| YOUR INSTRUCTIONS |
Type out each entry exactly as it appears, but keep every image out.

| PROVIDED RECORDS |

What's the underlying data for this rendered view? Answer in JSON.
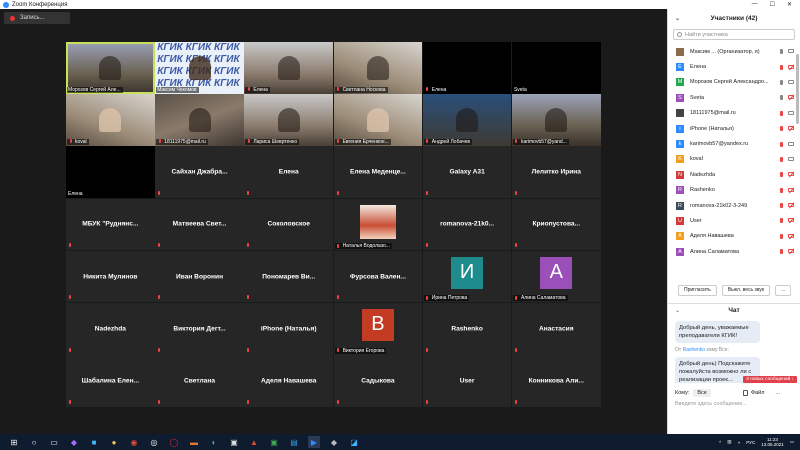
{
  "window": {
    "title": "Zoom Конференция"
  },
  "recording": {
    "label": "Запись..."
  },
  "tiles": [
    {
      "kind": "video",
      "variant": "v2",
      "label": "Морозов Сергей Алe...",
      "active": true,
      "muted": false
    },
    {
      "kind": "kgik",
      "label": "Максим Чекомов",
      "muted": false,
      "kgik": "КГИК КГИК КГИК"
    },
    {
      "kind": "video",
      "variant": "v3",
      "label": "Елена",
      "muted": true
    },
    {
      "kind": "video",
      "variant": "v5",
      "label": "Светлана Носкова",
      "muted": true
    },
    {
      "kind": "dark",
      "label": "Елена",
      "muted": true
    },
    {
      "kind": "dark",
      "label": "Sveta",
      "muted": false
    },
    {
      "kind": "video",
      "variant": "v5",
      "label": "koval",
      "muted": true,
      "light": true
    },
    {
      "kind": "video",
      "variant": "v1",
      "label": "18111975@mail.ru",
      "muted": true
    },
    {
      "kind": "video",
      "variant": "v3",
      "label": "Лариса Шевртенко",
      "muted": true
    },
    {
      "kind": "video",
      "variant": "v5",
      "label": "Евгения Ерченкое...",
      "muted": true,
      "light": true
    },
    {
      "kind": "video",
      "variant": "v4",
      "label": "Андрей Лобачев",
      "muted": true
    },
    {
      "kind": "video",
      "variant": "v2",
      "label": "karimovb57@yand...",
      "muted": true
    },
    {
      "kind": "dark",
      "label": "Елена",
      "muted": false
    },
    {
      "kind": "name",
      "name": "Сайхан Джабра...",
      "muted": true
    },
    {
      "kind": "name",
      "name": "Елена",
      "muted": true
    },
    {
      "kind": "name",
      "name": "Елена Меденце...",
      "muted": true
    },
    {
      "kind": "name",
      "name": "Galaxy A31",
      "muted": true
    },
    {
      "kind": "name",
      "name": "Лелитко Ирина",
      "muted": true
    },
    {
      "kind": "name",
      "name": "МБУК \"Руднянс...",
      "muted": true
    },
    {
      "kind": "name",
      "name": "Матвеева Свет...",
      "muted": true
    },
    {
      "kind": "name",
      "name": "Соколовское",
      "muted": true
    },
    {
      "kind": "photo",
      "label": "Наталья Водолазо...",
      "muted": true
    },
    {
      "kind": "name",
      "name": "romanova-21k0...",
      "muted": true
    },
    {
      "kind": "name",
      "name": "Криопустова...",
      "muted": true
    },
    {
      "kind": "name",
      "name": "Никита Мулинов",
      "muted": true
    },
    {
      "kind": "name",
      "name": "Иван Воронин",
      "muted": true
    },
    {
      "kind": "name",
      "name": "Пономарев Ви...",
      "muted": true
    },
    {
      "kind": "name",
      "name": "Фурсова Вален...",
      "muted": true
    },
    {
      "kind": "letter",
      "letter": "И",
      "color": "#1e8c8c",
      "label": "Ирина Петрова",
      "muted": true
    },
    {
      "kind": "letter",
      "letter": "А",
      "color": "#9b4fb8",
      "label": "Алина Саламатова",
      "muted": true
    },
    {
      "kind": "name",
      "name": "Nadezhda",
      "muted": true
    },
    {
      "kind": "name",
      "name": "Виктория Дегт...",
      "muted": true
    },
    {
      "kind": "name",
      "name": "iPhone (Наталья)",
      "muted": true
    },
    {
      "kind": "letter",
      "letter": "В",
      "color": "#c23b22",
      "label": "Виктория Егорова",
      "muted": true
    },
    {
      "kind": "name",
      "name": "Rashenko",
      "muted": true
    },
    {
      "kind": "name",
      "name": "Анастасия",
      "muted": true
    },
    {
      "kind": "name",
      "name": "Шабалина Елен...",
      "muted": true
    },
    {
      "kind": "name",
      "name": "Светлана",
      "muted": true
    },
    {
      "kind": "name",
      "name": "Аделя Навашева",
      "muted": true
    },
    {
      "kind": "name",
      "name": "Садыкова",
      "muted": true
    },
    {
      "kind": "name",
      "name": "User",
      "muted": true
    },
    {
      "kind": "name",
      "name": "Конникова Али...",
      "muted": true
    }
  ],
  "participants": {
    "title": "Участники (42)",
    "search_placeholder": "Найти участника",
    "items": [
      {
        "name": "Максим ... (Организатор, я)",
        "initial": "",
        "color": "#8a6b4a",
        "mic": "on",
        "video": "on"
      },
      {
        "name": "Елена",
        "initial": "E",
        "color": "#2d8cff",
        "mic": "off",
        "video": "off"
      },
      {
        "name": "Морозов Сергей Александро...",
        "initial": "M",
        "color": "#1fa84f",
        "mic": "on",
        "video": "on"
      },
      {
        "name": "Sveta",
        "initial": "S",
        "color": "#9b4fb8",
        "mic": "on",
        "video": "off"
      },
      {
        "name": "18111975@mail.ru",
        "initial": "",
        "color": "#444",
        "mic": "off",
        "video": "on"
      },
      {
        "name": "iPhone (Наталья)",
        "initial": "i",
        "color": "#2d8cff",
        "mic": "off",
        "video": "off"
      },
      {
        "name": "karimovb57@yandex.ru",
        "initial": "k",
        "color": "#2d8cff",
        "mic": "off",
        "video": "on"
      },
      {
        "name": "koval",
        "initial": "K",
        "color": "#f0a01e",
        "mic": "off",
        "video": "on"
      },
      {
        "name": "Nadezhda",
        "initial": "N",
        "color": "#d23a3a",
        "mic": "off",
        "video": "off"
      },
      {
        "name": "Rashenko",
        "initial": "R",
        "color": "#9b4fb8",
        "mic": "off",
        "video": "off"
      },
      {
        "name": "romanova-21k02-3-249",
        "initial": "R",
        "color": "#3a4b5c",
        "mic": "off",
        "video": "off"
      },
      {
        "name": "User",
        "initial": "U",
        "color": "#d23a3a",
        "mic": "off",
        "video": "off"
      },
      {
        "name": "Аделя Навашева",
        "initial": "A",
        "color": "#f0a01e",
        "mic": "off",
        "video": "off"
      },
      {
        "name": "Алина Саламатова",
        "initial": "A",
        "color": "#9b4fb8",
        "mic": "off",
        "video": "off"
      }
    ],
    "invite_label": "Пригласить",
    "mute_all_label": "Выкл. весь звук",
    "more_label": "..."
  },
  "chat": {
    "title": "Чат",
    "messages": [
      {
        "text": "Добрый день, уважаемые преподаватели КГИК!"
      },
      {
        "from_prefix": "От",
        "from": "Rashenko",
        "to": "кому Все:",
        "text": "Добрый день) Подскажите пожалуйста возможно ли с реализации проек... подавать заявку?"
      }
    ],
    "new_messages": "3 новых сообщений ↓",
    "to_label": "Кому:",
    "to_value": "Все",
    "file_label": "Файл",
    "more": "...",
    "input_placeholder": "Введите здесь сообщение..."
  },
  "taskbar": {
    "lang": "РУС",
    "time": "11:23",
    "date": "13.05.2021"
  }
}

| COMPLETED EXERCISE |
What's the underlying data for this rendered view? Answer in JSON.
{
  "window": {
    "title": "Zoom Конференция"
  },
  "recording": {
    "label": "Запись..."
  },
  "tiles": [
    {
      "kind": "video",
      "variant": "v2",
      "label": "Морозов Сергей Алe...",
      "active": true,
      "muted": false
    },
    {
      "kind": "kgik",
      "label": "Максим Чекомов",
      "muted": false,
      "kgik": "КГИК КГИК КГИК"
    },
    {
      "kind": "video",
      "variant": "v3",
      "label": "Елена",
      "muted": true
    },
    {
      "kind": "video",
      "variant": "v5",
      "label": "Светлана Носкова",
      "muted": true
    },
    {
      "kind": "dark",
      "label": "Елена",
      "muted": true
    },
    {
      "kind": "dark",
      "label": "Sveta",
      "muted": false
    },
    {
      "kind": "video",
      "variant": "v5",
      "label": "koval",
      "muted": true,
      "light": true
    },
    {
      "kind": "video",
      "variant": "v1",
      "label": "18111975@mail.ru",
      "muted": true
    },
    {
      "kind": "video",
      "variant": "v3",
      "label": "Лариса Шевртенко",
      "muted": true
    },
    {
      "kind": "video",
      "variant": "v5",
      "label": "Евгения Ерченкое...",
      "muted": true,
      "light": true
    },
    {
      "kind": "video",
      "variant": "v4",
      "label": "Андрей Лобачев",
      "muted": true
    },
    {
      "kind": "video",
      "variant": "v2",
      "label": "karimovb57@yand...",
      "muted": true
    },
    {
      "kind": "dark",
      "label": "Елена",
      "muted": false
    },
    {
      "kind": "name",
      "name": "Сайхан Джабра...",
      "muted": true
    },
    {
      "kind": "name",
      "name": "Елена",
      "muted": true
    },
    {
      "kind": "name",
      "name": "Елена Меденце...",
      "muted": true
    },
    {
      "kind": "name",
      "name": "Galaxy A31",
      "muted": true
    },
    {
      "kind": "name",
      "name": "Лелитко Ирина",
      "muted": true
    },
    {
      "kind": "name",
      "name": "МБУК \"Руднянс...",
      "muted": true
    },
    {
      "kind": "name",
      "name": "Матвеева Свет...",
      "muted": true
    },
    {
      "kind": "name",
      "name": "Соколовское",
      "muted": true
    },
    {
      "kind": "photo",
      "label": "Наталья Водолазо...",
      "muted": true
    },
    {
      "kind": "name",
      "name": "romanova-21k0...",
      "muted": true
    },
    {
      "kind": "name",
      "name": "Криопустова...",
      "muted": true
    },
    {
      "kind": "name",
      "name": "Никита Мулинов",
      "muted": true
    },
    {
      "kind": "name",
      "name": "Иван Воронин",
      "muted": true
    },
    {
      "kind": "name",
      "name": "Пономарев Ви...",
      "muted": true
    },
    {
      "kind": "name",
      "name": "Фурсова Вален...",
      "muted": true
    },
    {
      "kind": "letter",
      "letter": "И",
      "color": "#1e8c8c",
      "label": "Ирина Петрова",
      "muted": true
    },
    {
      "kind": "letter",
      "letter": "А",
      "color": "#9b4fb8",
      "label": "Алина Саламатова",
      "muted": true
    },
    {
      "kind": "name",
      "name": "Nadezhda",
      "muted": true
    },
    {
      "kind": "name",
      "name": "Виктория Дегт...",
      "muted": true
    },
    {
      "kind": "name",
      "name": "iPhone (Наталья)",
      "muted": true
    },
    {
      "kind": "letter",
      "letter": "В",
      "color": "#c23b22",
      "label": "Виктория Егорова",
      "muted": true
    },
    {
      "kind": "name",
      "name": "Rashenko",
      "muted": true
    },
    {
      "kind": "name",
      "name": "Анастасия",
      "muted": true
    },
    {
      "kind": "name",
      "name": "Шабалина Елен...",
      "muted": true
    },
    {
      "kind": "name",
      "name": "Светлана",
      "muted": true
    },
    {
      "kind": "name",
      "name": "Аделя Навашева",
      "muted": true
    },
    {
      "kind": "name",
      "name": "Садыкова",
      "muted": true
    },
    {
      "kind": "name",
      "name": "User",
      "muted": true
    },
    {
      "kind": "name",
      "name": "Конникова Али...",
      "muted": true
    }
  ],
  "participants": {
    "title": "Участники (42)",
    "search_placeholder": "Найти участника",
    "items": [
      {
        "name": "Максим ... (Организатор, я)",
        "initial": "",
        "color": "#8a6b4a",
        "mic": "on",
        "video": "on"
      },
      {
        "name": "Елена",
        "initial": "E",
        "color": "#2d8cff",
        "mic": "off",
        "video": "off"
      },
      {
        "name": "Морозов Сергей Александро...",
        "initial": "M",
        "color": "#1fa84f",
        "mic": "on",
        "video": "on"
      },
      {
        "name": "Sveta",
        "initial": "S",
        "color": "#9b4fb8",
        "mic": "on",
        "video": "off"
      },
      {
        "name": "18111975@mail.ru",
        "initial": "",
        "color": "#444",
        "mic": "off",
        "video": "on"
      },
      {
        "name": "iPhone (Наталья)",
        "initial": "i",
        "color": "#2d8cff",
        "mic": "off",
        "video": "off"
      },
      {
        "name": "karimovb57@yandex.ru",
        "initial": "k",
        "color": "#2d8cff",
        "mic": "off",
        "video": "on"
      },
      {
        "name": "koval",
        "initial": "K",
        "color": "#f0a01e",
        "mic": "off",
        "video": "on"
      },
      {
        "name": "Nadezhda",
        "initial": "N",
        "color": "#d23a3a",
        "mic": "off",
        "video": "off"
      },
      {
        "name": "Rashenko",
        "initial": "R",
        "color": "#9b4fb8",
        "mic": "off",
        "video": "off"
      },
      {
        "name": "romanova-21k02-3-249",
        "initial": "R",
        "color": "#3a4b5c",
        "mic": "off",
        "video": "off"
      },
      {
        "name": "User",
        "initial": "U",
        "color": "#d23a3a",
        "mic": "off",
        "video": "off"
      },
      {
        "name": "Аделя Навашева",
        "initial": "A",
        "color": "#f0a01e",
        "mic": "off",
        "video": "off"
      },
      {
        "name": "Алина Саламатова",
        "initial": "A",
        "color": "#9b4fb8",
        "mic": "off",
        "video": "off"
      }
    ],
    "invite_label": "Пригласить",
    "mute_all_label": "Выкл. весь звук",
    "more_label": "..."
  },
  "chat": {
    "title": "Чат",
    "messages": [
      {
        "text": "Добрый день, уважаемые преподаватели КГИК!"
      },
      {
        "from_prefix": "От",
        "from": "Rashenko",
        "to": "кому Все:",
        "text": "Добрый день) Подскажите пожалуйста возможно ли с реализации проек... подавать заявку?"
      }
    ],
    "new_messages": "3 новых сообщений ↓",
    "to_label": "Кому:",
    "to_value": "Все",
    "file_label": "Файл",
    "more": "...",
    "input_placeholder": "Введите здесь сообщение..."
  },
  "taskbar": {
    "lang": "РУС",
    "time": "11:23",
    "date": "13.05.2021"
  }
}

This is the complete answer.